_Task requirements_. Once you have read the data below, print all of it exactly.

_Data to examine_.
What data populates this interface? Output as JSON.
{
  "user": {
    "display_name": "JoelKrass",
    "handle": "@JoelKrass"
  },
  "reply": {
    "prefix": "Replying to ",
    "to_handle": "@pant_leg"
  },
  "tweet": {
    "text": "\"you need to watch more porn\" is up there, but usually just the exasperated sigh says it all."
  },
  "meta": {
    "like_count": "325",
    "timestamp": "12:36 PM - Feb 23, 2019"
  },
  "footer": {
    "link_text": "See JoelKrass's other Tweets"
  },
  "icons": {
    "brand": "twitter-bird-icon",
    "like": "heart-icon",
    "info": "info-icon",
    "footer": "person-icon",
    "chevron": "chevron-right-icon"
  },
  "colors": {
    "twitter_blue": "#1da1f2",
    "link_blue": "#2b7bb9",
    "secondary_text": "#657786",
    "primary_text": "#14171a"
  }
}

_Written answer_.
What data populates this interface? Output as JSON.
{
  "user": {
    "display_name": "JoelKrass",
    "handle": "@JoelKrass"
  },
  "reply": {
    "prefix": "Replying to ",
    "to_handle": "@pant_leg"
  },
  "tweet": {
    "text": "\"you need to watch more porn\" is up there, but usually just the exasperated sigh says it all."
  },
  "meta": {
    "like_count": "325",
    "timestamp": "12:36 PM - Feb 23, 2019"
  },
  "footer": {
    "link_text": "See JoelKrass's other Tweets"
  },
  "icons": {
    "brand": "twitter-bird-icon",
    "like": "heart-icon",
    "info": "info-icon",
    "footer": "person-icon",
    "chevron": "chevron-right-icon"
  },
  "colors": {
    "twitter_blue": "#1da1f2",
    "link_blue": "#2b7bb9",
    "secondary_text": "#657786",
    "primary_text": "#14171a"
  }
}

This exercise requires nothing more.